▸ WORK ITEM
Although the entries contain pictures, copy only their text, exactly as written.

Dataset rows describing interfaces
========================================
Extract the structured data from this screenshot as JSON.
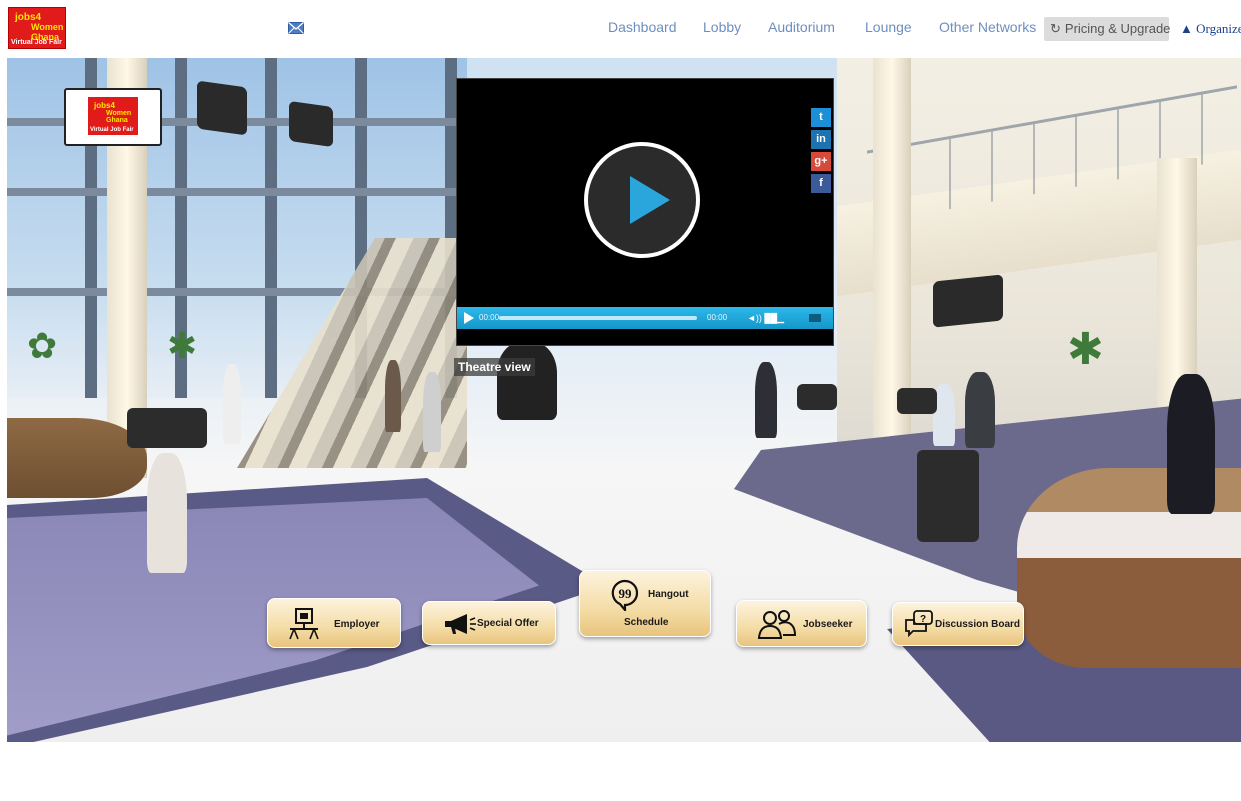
{
  "header": {
    "logo": {
      "line1": "jobs4",
      "line2": "Women Ghana",
      "line3": "Virtual Job Fair"
    },
    "mail_icon": "envelope-icon",
    "nav": [
      {
        "label": "Dashboard"
      },
      {
        "label": "Lobby"
      },
      {
        "label": "Auditorium"
      },
      {
        "label": "Lounge"
      },
      {
        "label": "Other Networks"
      }
    ],
    "pricing": {
      "icon": "refresh-icon",
      "label": "Pricing & Upgrade"
    },
    "organizer": {
      "icon": "user-icon",
      "label": "Organizer"
    }
  },
  "scene": {
    "board_logo": {
      "line1": "jobs4",
      "line2": "Women Ghana",
      "line3": "Virtual Job Fair"
    },
    "player": {
      "current_time": "00:00",
      "duration": "00:00",
      "progress": 0,
      "social": [
        {
          "icon": "twitter-icon",
          "glyph": "t",
          "color": "#1d8fd6"
        },
        {
          "icon": "linkedin-icon",
          "glyph": "in",
          "color": "#1c73b0"
        },
        {
          "icon": "google-plus-icon",
          "glyph": "g+",
          "color": "#d64a3b"
        },
        {
          "icon": "facebook-icon",
          "glyph": "f",
          "color": "#3b5a9a"
        }
      ]
    },
    "theatre_label": "Theatre view",
    "actions": {
      "employer": "Employer",
      "special_offer": "Special Offer",
      "hangout": "Hangout",
      "schedule": "Schedule",
      "jobseeker": "Jobseeker",
      "discussion_board": "Discussion Board"
    }
  }
}
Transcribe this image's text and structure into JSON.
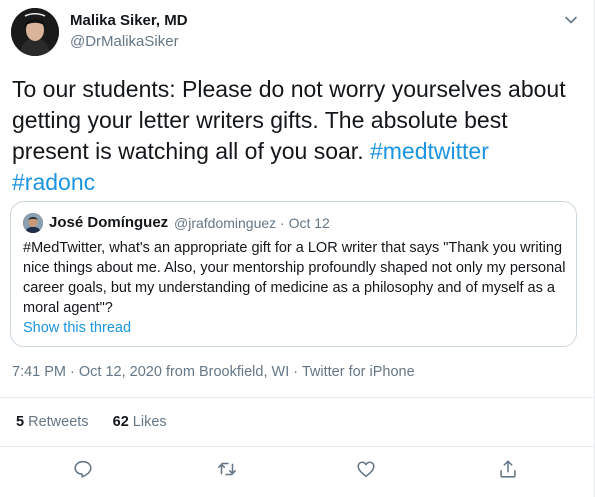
{
  "author": {
    "name": "Malika Siker, MD",
    "handle": "@DrMalikaSiker"
  },
  "tweet": {
    "text_plain": "To our students: Please do not worry yourselves about getting your letter writers gifts. The absolute best present is watching all of you soar. ",
    "hashtag1": "#medtwitter",
    "hashtag2": "#radonc"
  },
  "quoted": {
    "name": "José Domínguez",
    "meta": "@jrafdominguez · Oct 12",
    "text": "#MedTwitter, what's an appropriate gift for a LOR writer that says \"Thank you writing nice things about me. Also, your mentorship profoundly shaped not only my personal career goals, but my understanding of medicine as a philosophy and of myself as a moral agent\"?",
    "show_thread": "Show this thread"
  },
  "meta": {
    "time": "7:41 PM",
    "date": "Oct 12, 2020",
    "location": "from Brookfield, WI",
    "source": "Twitter for iPhone",
    "separator": " · "
  },
  "stats": {
    "retweets_count": "5",
    "retweets_label": "Retweets",
    "likes_count": "62",
    "likes_label": "Likes"
  },
  "colors": {
    "link": "#1b95e0",
    "secondary": "#657786",
    "divider": "#e6ecf0"
  },
  "icons": [
    "chevron-down-icon",
    "reply-icon",
    "retweet-icon",
    "like-icon",
    "share-icon"
  ]
}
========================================
▸ WRITTEN RESPONSE
Extract the structured data from this screenshot as JSON.
{
  "header": {
    "logo": {
      "line1": "jobs4",
      "line2": "Women Ghana",
      "line3": "Virtual Job Fair"
    },
    "mail_icon": "envelope-icon",
    "nav": [
      {
        "label": "Dashboard"
      },
      {
        "label": "Lobby"
      },
      {
        "label": "Auditorium"
      },
      {
        "label": "Lounge"
      },
      {
        "label": "Other Networks"
      }
    ],
    "pricing": {
      "icon": "refresh-icon",
      "label": "Pricing & Upgrade"
    },
    "organizer": {
      "icon": "user-icon",
      "label": "Organizer"
    }
  },
  "scene": {
    "board_logo": {
      "line1": "jobs4",
      "line2": "Women Ghana",
      "line3": "Virtual Job Fair"
    },
    "player": {
      "current_time": "00:00",
      "duration": "00:00",
      "progress": 0,
      "social": [
        {
          "icon": "twitter-icon",
          "glyph": "t",
          "color": "#1d8fd6"
        },
        {
          "icon": "linkedin-icon",
          "glyph": "in",
          "color": "#1c73b0"
        },
        {
          "icon": "google-plus-icon",
          "glyph": "g+",
          "color": "#d64a3b"
        },
        {
          "icon": "facebook-icon",
          "glyph": "f",
          "color": "#3b5a9a"
        }
      ]
    },
    "theatre_label": "Theatre view",
    "actions": {
      "employer": "Employer",
      "special_offer": "Special Offer",
      "hangout": "Hangout",
      "schedule": "Schedule",
      "jobseeker": "Jobseeker",
      "discussion_board": "Discussion Board"
    }
  }
}
Transcribe this image's text and structure into JSON.
{
  "author": {
    "name": "Malika Siker, MD",
    "handle": "@DrMalikaSiker"
  },
  "tweet": {
    "text_plain": "To our students: Please do not worry yourselves about getting your letter writers gifts. The absolute best present is watching all of you soar. ",
    "hashtag1": "#medtwitter",
    "hashtag2": "#radonc"
  },
  "quoted": {
    "name": "José Domínguez",
    "meta": "@jrafdominguez · Oct 12",
    "text": "#MedTwitter, what's an appropriate gift for a LOR writer that says \"Thank you writing nice things about me. Also, your mentorship profoundly shaped not only my personal career goals, but my understanding of medicine as a philosophy and of myself as a moral agent\"?",
    "show_thread": "Show this thread"
  },
  "meta": {
    "time": "7:41 PM",
    "date": "Oct 12, 2020",
    "location": "from Brookfield, WI",
    "source": "Twitter for iPhone",
    "separator": " · "
  },
  "stats": {
    "retweets_count": "5",
    "retweets_label": "Retweets",
    "likes_count": "62",
    "likes_label": "Likes"
  },
  "colors": {
    "link": "#1b95e0",
    "secondary": "#657786",
    "divider": "#e6ecf0"
  },
  "icons": [
    "chevron-down-icon",
    "reply-icon",
    "retweet-icon",
    "like-icon",
    "share-icon"
  ]
}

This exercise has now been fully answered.